## Task directions
What lines below hold the string "label"? Copy them all.

Page and application data records:
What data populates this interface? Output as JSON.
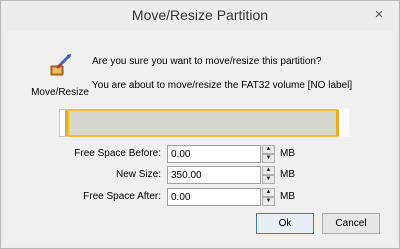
{
  "window": {
    "title": "Move/Resize Partition",
    "close_glyph": "×"
  },
  "tool": {
    "icon": "move-resize-icon",
    "label": "Move/Resize"
  },
  "messages": {
    "question": "Are you sure you want to move/resize this partition?",
    "info": "You are about to move/resize the FAT32 volume [NO label]"
  },
  "fields": [
    {
      "label": "Free Space Before:",
      "value": "0.00",
      "unit": "MB"
    },
    {
      "label": "New Size:",
      "value": "350.00",
      "unit": "MB"
    },
    {
      "label": "Free Space After:",
      "value": "0.00",
      "unit": "MB"
    }
  ],
  "spinner": {
    "up_glyph": "▲",
    "down_glyph": "▼"
  },
  "buttons": {
    "ok": "Ok",
    "cancel": "Cancel"
  },
  "colors": {
    "accent_border": "#f0c030",
    "volume_fill": "#d6d8cf",
    "ok_focus_border": "#3c7fb1"
  }
}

## Exercise result
    "label": "Move/Resize"
    "info": "You are about to move/resize the FAT32 volume [NO label]"
      "label": "Free Space Before:",
      "label": "New Size:",
      "label": "Free Space After:",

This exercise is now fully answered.